Provided entries section start

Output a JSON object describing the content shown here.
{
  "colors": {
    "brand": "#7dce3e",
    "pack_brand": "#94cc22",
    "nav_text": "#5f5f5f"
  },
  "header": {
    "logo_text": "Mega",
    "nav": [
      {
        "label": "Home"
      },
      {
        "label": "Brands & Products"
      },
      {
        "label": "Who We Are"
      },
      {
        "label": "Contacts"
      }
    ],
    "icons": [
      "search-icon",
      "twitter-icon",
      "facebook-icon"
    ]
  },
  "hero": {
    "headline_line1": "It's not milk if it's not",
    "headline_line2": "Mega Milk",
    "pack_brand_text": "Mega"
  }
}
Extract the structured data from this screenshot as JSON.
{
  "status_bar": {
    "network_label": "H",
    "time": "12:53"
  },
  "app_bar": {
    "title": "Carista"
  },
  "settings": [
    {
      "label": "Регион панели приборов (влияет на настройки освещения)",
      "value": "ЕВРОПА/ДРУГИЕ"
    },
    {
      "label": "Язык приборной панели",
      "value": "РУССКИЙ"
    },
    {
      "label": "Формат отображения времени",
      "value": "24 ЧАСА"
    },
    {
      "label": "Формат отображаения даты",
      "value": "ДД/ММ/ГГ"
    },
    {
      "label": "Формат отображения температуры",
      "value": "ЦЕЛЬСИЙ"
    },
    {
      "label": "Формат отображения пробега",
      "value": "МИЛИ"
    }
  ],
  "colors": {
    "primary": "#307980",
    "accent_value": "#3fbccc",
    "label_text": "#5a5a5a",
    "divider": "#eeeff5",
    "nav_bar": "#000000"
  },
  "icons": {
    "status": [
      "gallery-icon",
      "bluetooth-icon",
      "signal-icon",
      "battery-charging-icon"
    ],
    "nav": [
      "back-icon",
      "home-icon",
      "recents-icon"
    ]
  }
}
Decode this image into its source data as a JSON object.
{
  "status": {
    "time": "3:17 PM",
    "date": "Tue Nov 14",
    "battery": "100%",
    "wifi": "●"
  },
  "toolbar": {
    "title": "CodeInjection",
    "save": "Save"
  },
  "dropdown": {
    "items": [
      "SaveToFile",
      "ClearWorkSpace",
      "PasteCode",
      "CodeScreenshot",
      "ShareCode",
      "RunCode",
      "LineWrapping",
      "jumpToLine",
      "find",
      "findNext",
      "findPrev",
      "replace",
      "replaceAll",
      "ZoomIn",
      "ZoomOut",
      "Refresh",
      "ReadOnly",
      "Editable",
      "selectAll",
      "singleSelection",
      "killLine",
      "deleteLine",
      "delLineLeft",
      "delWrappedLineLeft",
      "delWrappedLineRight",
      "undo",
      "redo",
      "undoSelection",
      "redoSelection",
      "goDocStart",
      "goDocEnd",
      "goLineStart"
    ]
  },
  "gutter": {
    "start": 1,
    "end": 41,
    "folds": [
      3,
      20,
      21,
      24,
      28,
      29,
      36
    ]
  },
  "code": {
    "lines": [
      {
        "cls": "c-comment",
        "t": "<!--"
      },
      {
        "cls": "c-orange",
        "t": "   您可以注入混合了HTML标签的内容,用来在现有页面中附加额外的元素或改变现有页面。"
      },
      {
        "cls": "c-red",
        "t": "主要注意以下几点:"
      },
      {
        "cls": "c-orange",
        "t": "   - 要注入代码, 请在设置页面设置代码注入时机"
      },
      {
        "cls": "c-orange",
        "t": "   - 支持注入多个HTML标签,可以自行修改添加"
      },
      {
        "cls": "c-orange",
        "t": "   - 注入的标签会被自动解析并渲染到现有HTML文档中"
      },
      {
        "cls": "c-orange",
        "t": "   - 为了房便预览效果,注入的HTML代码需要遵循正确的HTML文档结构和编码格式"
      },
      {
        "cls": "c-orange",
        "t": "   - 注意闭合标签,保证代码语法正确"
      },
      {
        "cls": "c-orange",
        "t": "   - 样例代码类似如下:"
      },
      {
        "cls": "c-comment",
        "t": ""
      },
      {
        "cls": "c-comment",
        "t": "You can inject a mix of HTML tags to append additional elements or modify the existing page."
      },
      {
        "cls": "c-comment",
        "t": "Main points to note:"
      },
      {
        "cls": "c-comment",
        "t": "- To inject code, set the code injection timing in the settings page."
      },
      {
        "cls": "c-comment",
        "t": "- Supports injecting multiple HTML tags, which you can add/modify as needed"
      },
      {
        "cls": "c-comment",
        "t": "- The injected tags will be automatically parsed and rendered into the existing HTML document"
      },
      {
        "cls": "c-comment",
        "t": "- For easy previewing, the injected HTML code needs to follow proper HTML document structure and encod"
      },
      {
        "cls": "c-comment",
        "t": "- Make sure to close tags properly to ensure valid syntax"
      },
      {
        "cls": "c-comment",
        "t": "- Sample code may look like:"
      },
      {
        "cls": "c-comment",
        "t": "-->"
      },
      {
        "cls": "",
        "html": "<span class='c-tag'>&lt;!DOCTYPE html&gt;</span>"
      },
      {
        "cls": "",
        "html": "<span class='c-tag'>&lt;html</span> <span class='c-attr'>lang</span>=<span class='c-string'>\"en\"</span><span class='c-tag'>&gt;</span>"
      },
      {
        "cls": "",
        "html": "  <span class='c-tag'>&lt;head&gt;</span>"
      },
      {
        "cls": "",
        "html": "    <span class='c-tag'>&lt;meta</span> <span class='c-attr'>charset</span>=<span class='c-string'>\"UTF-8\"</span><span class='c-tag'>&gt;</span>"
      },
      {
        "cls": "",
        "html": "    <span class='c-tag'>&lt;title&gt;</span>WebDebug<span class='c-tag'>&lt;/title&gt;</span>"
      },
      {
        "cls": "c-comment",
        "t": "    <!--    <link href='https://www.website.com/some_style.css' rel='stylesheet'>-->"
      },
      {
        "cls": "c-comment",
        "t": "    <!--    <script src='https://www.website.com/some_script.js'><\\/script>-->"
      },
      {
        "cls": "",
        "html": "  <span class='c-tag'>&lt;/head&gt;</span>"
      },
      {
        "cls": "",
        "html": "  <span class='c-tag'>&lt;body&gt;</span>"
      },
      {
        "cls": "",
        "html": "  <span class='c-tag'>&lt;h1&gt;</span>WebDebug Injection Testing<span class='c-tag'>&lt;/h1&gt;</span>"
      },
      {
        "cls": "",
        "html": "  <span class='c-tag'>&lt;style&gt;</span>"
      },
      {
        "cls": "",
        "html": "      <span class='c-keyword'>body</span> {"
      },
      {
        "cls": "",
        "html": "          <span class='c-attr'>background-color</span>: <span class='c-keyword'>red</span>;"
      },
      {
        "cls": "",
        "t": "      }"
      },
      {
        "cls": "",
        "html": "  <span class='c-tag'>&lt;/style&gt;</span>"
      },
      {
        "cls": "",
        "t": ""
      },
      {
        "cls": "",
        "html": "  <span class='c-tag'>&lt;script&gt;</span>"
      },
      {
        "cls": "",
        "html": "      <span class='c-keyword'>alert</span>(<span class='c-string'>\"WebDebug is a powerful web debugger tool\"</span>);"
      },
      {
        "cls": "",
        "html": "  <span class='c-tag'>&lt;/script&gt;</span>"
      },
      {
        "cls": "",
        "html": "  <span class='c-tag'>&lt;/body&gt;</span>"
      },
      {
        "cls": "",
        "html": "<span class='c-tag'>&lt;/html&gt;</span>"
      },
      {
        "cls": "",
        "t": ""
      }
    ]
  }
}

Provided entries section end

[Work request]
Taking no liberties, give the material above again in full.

[Task solution]
Output a JSON object describing the content shown here.
{
  "colors": {
    "brand": "#7dce3e",
    "pack_brand": "#94cc22",
    "nav_text": "#5f5f5f"
  },
  "header": {
    "logo_text": "Mega",
    "nav": [
      {
        "label": "Home"
      },
      {
        "label": "Brands & Products"
      },
      {
        "label": "Who We Are"
      },
      {
        "label": "Contacts"
      }
    ],
    "icons": [
      "search-icon",
      "twitter-icon",
      "facebook-icon"
    ]
  },
  "hero": {
    "headline_line1": "It's not milk if it's not",
    "headline_line2": "Mega Milk",
    "pack_brand_text": "Mega"
  }
}
Extract the structured data from this screenshot as JSON.
{
  "status_bar": {
    "network_label": "H",
    "time": "12:53"
  },
  "app_bar": {
    "title": "Carista"
  },
  "settings": [
    {
      "label": "Регион панели приборов (влияет на настройки освещения)",
      "value": "ЕВРОПА/ДРУГИЕ"
    },
    {
      "label": "Язык приборной панели",
      "value": "РУССКИЙ"
    },
    {
      "label": "Формат отображения времени",
      "value": "24 ЧАСА"
    },
    {
      "label": "Формат отображаения даты",
      "value": "ДД/ММ/ГГ"
    },
    {
      "label": "Формат отображения температуры",
      "value": "ЦЕЛЬСИЙ"
    },
    {
      "label": "Формат отображения пробега",
      "value": "МИЛИ"
    }
  ],
  "colors": {
    "primary": "#307980",
    "accent_value": "#3fbccc",
    "label_text": "#5a5a5a",
    "divider": "#eeeff5",
    "nav_bar": "#000000"
  },
  "icons": {
    "status": [
      "gallery-icon",
      "bluetooth-icon",
      "signal-icon",
      "battery-charging-icon"
    ],
    "nav": [
      "back-icon",
      "home-icon",
      "recents-icon"
    ]
  }
}
Decode this image into its source data as a JSON object.
{
  "status": {
    "time": "3:17 PM",
    "date": "Tue Nov 14",
    "battery": "100%",
    "wifi": "●"
  },
  "toolbar": {
    "title": "CodeInjection",
    "save": "Save"
  },
  "dropdown": {
    "items": [
      "SaveToFile",
      "ClearWorkSpace",
      "PasteCode",
      "CodeScreenshot",
      "ShareCode",
      "RunCode",
      "LineWrapping",
      "jumpToLine",
      "find",
      "findNext",
      "findPrev",
      "replace",
      "replaceAll",
      "ZoomIn",
      "ZoomOut",
      "Refresh",
      "ReadOnly",
      "Editable",
      "selectAll",
      "singleSelection",
      "killLine",
      "deleteLine",
      "delLineLeft",
      "delWrappedLineLeft",
      "delWrappedLineRight",
      "undo",
      "redo",
      "undoSelection",
      "redoSelection",
      "goDocStart",
      "goDocEnd",
      "goLineStart"
    ]
  },
  "gutter": {
    "start": 1,
    "end": 41,
    "folds": [
      3,
      20,
      21,
      24,
      28,
      29,
      36
    ]
  },
  "code": {
    "lines": [
      {
        "cls": "c-comment",
        "t": "<!--"
      },
      {
        "cls": "c-orange",
        "t": "   您可以注入混合了HTML标签的内容,用来在现有页面中附加额外的元素或改变现有页面。"
      },
      {
        "cls": "c-red",
        "t": "主要注意以下几点:"
      },
      {
        "cls": "c-orange",
        "t": "   - 要注入代码, 请在设置页面设置代码注入时机"
      },
      {
        "cls": "c-orange",
        "t": "   - 支持注入多个HTML标签,可以自行修改添加"
      },
      {
        "cls": "c-orange",
        "t": "   - 注入的标签会被自动解析并渲染到现有HTML文档中"
      },
      {
        "cls": "c-orange",
        "t": "   - 为了房便预览效果,注入的HTML代码需要遵循正确的HTML文档结构和编码格式"
      },
      {
        "cls": "c-orange",
        "t": "   - 注意闭合标签,保证代码语法正确"
      },
      {
        "cls": "c-orange",
        "t": "   - 样例代码类似如下:"
      },
      {
        "cls": "c-comment",
        "t": ""
      },
      {
        "cls": "c-comment",
        "t": "You can inject a mix of HTML tags to append additional elements or modify the existing page."
      },
      {
        "cls": "c-comment",
        "t": "Main points to note:"
      },
      {
        "cls": "c-comment",
        "t": "- To inject code, set the code injection timing in the settings page."
      },
      {
        "cls": "c-comment",
        "t": "- Supports injecting multiple HTML tags, which you can add/modify as needed"
      },
      {
        "cls": "c-comment",
        "t": "- The injected tags will be automatically parsed and rendered into the existing HTML document"
      },
      {
        "cls": "c-comment",
        "t": "- For easy previewing, the injected HTML code needs to follow proper HTML document structure and encod"
      },
      {
        "cls": "c-comment",
        "t": "- Make sure to close tags properly to ensure valid syntax"
      },
      {
        "cls": "c-comment",
        "t": "- Sample code may look like:"
      },
      {
        "cls": "c-comment",
        "t": "-->"
      },
      {
        "cls": "",
        "html": "<span class='c-tag'>&lt;!DOCTYPE html&gt;</span>"
      },
      {
        "cls": "",
        "html": "<span class='c-tag'>&lt;html</span> <span class='c-attr'>lang</span>=<span class='c-string'>\"en\"</span><span class='c-tag'>&gt;</span>"
      },
      {
        "cls": "",
        "html": "  <span class='c-tag'>&lt;head&gt;</span>"
      },
      {
        "cls": "",
        "html": "    <span class='c-tag'>&lt;meta</span> <span class='c-attr'>charset</span>=<span class='c-string'>\"UTF-8\"</span><span class='c-tag'>&gt;</span>"
      },
      {
        "cls": "",
        "html": "    <span class='c-tag'>&lt;title&gt;</span>WebDebug<span class='c-tag'>&lt;/title&gt;</span>"
      },
      {
        "cls": "c-comment",
        "t": "    <!--    <link href='https://www.website.com/some_style.css' rel='stylesheet'>-->"
      },
      {
        "cls": "c-comment",
        "t": "    <!--    <script src='https://www.website.com/some_script.js'><\\/script>-->"
      },
      {
        "cls": "",
        "html": "  <span class='c-tag'>&lt;/head&gt;</span>"
      },
      {
        "cls": "",
        "html": "  <span class='c-tag'>&lt;body&gt;</span>"
      },
      {
        "cls": "",
        "html": "  <span class='c-tag'>&lt;h1&gt;</span>WebDebug Injection Testing<span class='c-tag'>&lt;/h1&gt;</span>"
      },
      {
        "cls": "",
        "html": "  <span class='c-tag'>&lt;style&gt;</span>"
      },
      {
        "cls": "",
        "html": "      <span class='c-keyword'>body</span> {"
      },
      {
        "cls": "",
        "html": "          <span class='c-attr'>background-color</span>: <span class='c-keyword'>red</span>;"
      },
      {
        "cls": "",
        "t": "      }"
      },
      {
        "cls": "",
        "html": "  <span class='c-tag'>&lt;/style&gt;</span>"
      },
      {
        "cls": "",
        "t": ""
      },
      {
        "cls": "",
        "html": "  <span class='c-tag'>&lt;script&gt;</span>"
      },
      {
        "cls": "",
        "html": "      <span class='c-keyword'>alert</span>(<span class='c-string'>\"WebDebug is a powerful web debugger tool\"</span>);"
      },
      {
        "cls": "",
        "html": "  <span class='c-tag'>&lt;/script&gt;</span>"
      },
      {
        "cls": "",
        "html": "  <span class='c-tag'>&lt;/body&gt;</span>"
      },
      {
        "cls": "",
        "html": "<span class='c-tag'>&lt;/html&gt;</span>"
      },
      {
        "cls": "",
        "t": ""
      }
    ]
  }
}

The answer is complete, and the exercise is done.